• Assignment
Whatever follows the line containing "What's the underlying" in the listing below should be printed exactly, along with that line itself.

• Input records
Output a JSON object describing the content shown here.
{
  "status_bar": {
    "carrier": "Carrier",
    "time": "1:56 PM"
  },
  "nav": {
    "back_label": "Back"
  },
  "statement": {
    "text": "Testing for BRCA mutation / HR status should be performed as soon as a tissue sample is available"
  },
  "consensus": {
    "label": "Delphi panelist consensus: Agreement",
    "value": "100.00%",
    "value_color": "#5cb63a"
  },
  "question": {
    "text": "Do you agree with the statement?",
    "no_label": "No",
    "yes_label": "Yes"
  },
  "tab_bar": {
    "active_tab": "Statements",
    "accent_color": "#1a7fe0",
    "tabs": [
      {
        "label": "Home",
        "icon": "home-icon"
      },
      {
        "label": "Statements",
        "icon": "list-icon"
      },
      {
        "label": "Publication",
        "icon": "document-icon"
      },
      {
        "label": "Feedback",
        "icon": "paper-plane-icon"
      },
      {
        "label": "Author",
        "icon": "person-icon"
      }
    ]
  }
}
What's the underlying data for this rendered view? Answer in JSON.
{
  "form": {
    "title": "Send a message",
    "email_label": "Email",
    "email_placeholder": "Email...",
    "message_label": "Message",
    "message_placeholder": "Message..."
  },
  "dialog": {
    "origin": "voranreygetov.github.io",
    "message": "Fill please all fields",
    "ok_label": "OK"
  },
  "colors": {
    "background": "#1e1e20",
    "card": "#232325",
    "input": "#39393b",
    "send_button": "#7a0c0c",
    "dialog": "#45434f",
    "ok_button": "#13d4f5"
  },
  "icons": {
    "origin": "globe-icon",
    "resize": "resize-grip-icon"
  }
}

• Response to the task
What's the underlying data for this rendered view? Answer in JSON.
{
  "form": {
    "title": "Send a message",
    "email_label": "Email",
    "email_placeholder": "Email...",
    "message_label": "Message",
    "message_placeholder": "Message..."
  },
  "dialog": {
    "origin": "voranreygetov.github.io",
    "message": "Fill please all fields",
    "ok_label": "OK"
  },
  "colors": {
    "background": "#1e1e20",
    "card": "#232325",
    "input": "#39393b",
    "send_button": "#7a0c0c",
    "dialog": "#45434f",
    "ok_button": "#13d4f5"
  },
  "icons": {
    "origin": "globe-icon",
    "resize": "resize-grip-icon"
  }
}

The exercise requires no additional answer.